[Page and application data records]
# # # # #

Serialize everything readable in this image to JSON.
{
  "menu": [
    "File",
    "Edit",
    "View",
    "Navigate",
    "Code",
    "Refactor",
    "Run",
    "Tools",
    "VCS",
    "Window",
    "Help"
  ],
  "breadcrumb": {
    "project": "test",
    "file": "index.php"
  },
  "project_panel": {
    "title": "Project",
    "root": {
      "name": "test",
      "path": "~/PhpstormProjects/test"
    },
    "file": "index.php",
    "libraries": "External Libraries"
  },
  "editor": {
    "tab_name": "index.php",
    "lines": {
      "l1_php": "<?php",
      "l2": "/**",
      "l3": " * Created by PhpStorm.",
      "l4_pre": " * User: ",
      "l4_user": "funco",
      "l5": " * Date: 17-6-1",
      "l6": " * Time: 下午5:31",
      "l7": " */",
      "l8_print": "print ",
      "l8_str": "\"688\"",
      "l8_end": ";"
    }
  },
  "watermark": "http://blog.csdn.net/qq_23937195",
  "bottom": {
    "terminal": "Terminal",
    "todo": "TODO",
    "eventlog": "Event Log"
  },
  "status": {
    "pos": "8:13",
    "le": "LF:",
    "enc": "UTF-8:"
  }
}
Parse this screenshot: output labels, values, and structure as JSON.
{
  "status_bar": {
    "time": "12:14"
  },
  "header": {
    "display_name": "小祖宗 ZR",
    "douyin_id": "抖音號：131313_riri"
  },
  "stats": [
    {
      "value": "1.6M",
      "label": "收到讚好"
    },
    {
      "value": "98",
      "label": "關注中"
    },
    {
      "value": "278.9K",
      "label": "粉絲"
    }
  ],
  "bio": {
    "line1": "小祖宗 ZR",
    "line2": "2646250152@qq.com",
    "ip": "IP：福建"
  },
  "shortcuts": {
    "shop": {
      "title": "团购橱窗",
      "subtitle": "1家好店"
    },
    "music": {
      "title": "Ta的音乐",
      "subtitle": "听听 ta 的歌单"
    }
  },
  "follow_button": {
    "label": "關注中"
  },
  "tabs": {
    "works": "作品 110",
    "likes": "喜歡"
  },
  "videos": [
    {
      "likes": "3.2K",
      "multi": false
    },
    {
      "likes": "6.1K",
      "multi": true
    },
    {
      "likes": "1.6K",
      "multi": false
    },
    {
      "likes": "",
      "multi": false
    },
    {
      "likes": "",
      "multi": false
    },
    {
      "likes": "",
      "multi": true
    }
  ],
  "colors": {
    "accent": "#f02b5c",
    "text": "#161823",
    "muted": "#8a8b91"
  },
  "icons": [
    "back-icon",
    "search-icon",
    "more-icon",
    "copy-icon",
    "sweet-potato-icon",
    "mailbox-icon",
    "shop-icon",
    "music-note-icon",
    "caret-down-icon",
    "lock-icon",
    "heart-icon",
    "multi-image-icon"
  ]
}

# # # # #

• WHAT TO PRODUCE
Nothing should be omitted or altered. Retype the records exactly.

• ANSWER TO THIS TASK
Serialize everything readable in this image to JSON.
{
  "menu": [
    "File",
    "Edit",
    "View",
    "Navigate",
    "Code",
    "Refactor",
    "Run",
    "Tools",
    "VCS",
    "Window",
    "Help"
  ],
  "breadcrumb": {
    "project": "test",
    "file": "index.php"
  },
  "project_panel": {
    "title": "Project",
    "root": {
      "name": "test",
      "path": "~/PhpstormProjects/test"
    },
    "file": "index.php",
    "libraries": "External Libraries"
  },
  "editor": {
    "tab_name": "index.php",
    "lines": {
      "l1_php": "<?php",
      "l2": "/**",
      "l3": " * Created by PhpStorm.",
      "l4_pre": " * User: ",
      "l4_user": "funco",
      "l5": " * Date: 17-6-1",
      "l6": " * Time: 下午5:31",
      "l7": " */",
      "l8_print": "print ",
      "l8_str": "\"688\"",
      "l8_end": ";"
    }
  },
  "watermark": "http://blog.csdn.net/qq_23937195",
  "bottom": {
    "terminal": "Terminal",
    "todo": "TODO",
    "eventlog": "Event Log"
  },
  "status": {
    "pos": "8:13",
    "le": "LF:",
    "enc": "UTF-8:"
  }
}
Parse this screenshot: output labels, values, and structure as JSON.
{
  "status_bar": {
    "time": "12:14"
  },
  "header": {
    "display_name": "小祖宗 ZR",
    "douyin_id": "抖音號：131313_riri"
  },
  "stats": [
    {
      "value": "1.6M",
      "label": "收到讚好"
    },
    {
      "value": "98",
      "label": "關注中"
    },
    {
      "value": "278.9K",
      "label": "粉絲"
    }
  ],
  "bio": {
    "line1": "小祖宗 ZR",
    "line2": "2646250152@qq.com",
    "ip": "IP：福建"
  },
  "shortcuts": {
    "shop": {
      "title": "团购橱窗",
      "subtitle": "1家好店"
    },
    "music": {
      "title": "Ta的音乐",
      "subtitle": "听听 ta 的歌单"
    }
  },
  "follow_button": {
    "label": "關注中"
  },
  "tabs": {
    "works": "作品 110",
    "likes": "喜歡"
  },
  "videos": [
    {
      "likes": "3.2K",
      "multi": false
    },
    {
      "likes": "6.1K",
      "multi": true
    },
    {
      "likes": "1.6K",
      "multi": false
    },
    {
      "likes": "",
      "multi": false
    },
    {
      "likes": "",
      "multi": false
    },
    {
      "likes": "",
      "multi": true
    }
  ],
  "colors": {
    "accent": "#f02b5c",
    "text": "#161823",
    "muted": "#8a8b91"
  },
  "icons": [
    "back-icon",
    "search-icon",
    "more-icon",
    "copy-icon",
    "sweet-potato-icon",
    "mailbox-icon",
    "shop-icon",
    "music-note-icon",
    "caret-down-icon",
    "lock-icon",
    "heart-icon",
    "multi-image-icon"
  ]
}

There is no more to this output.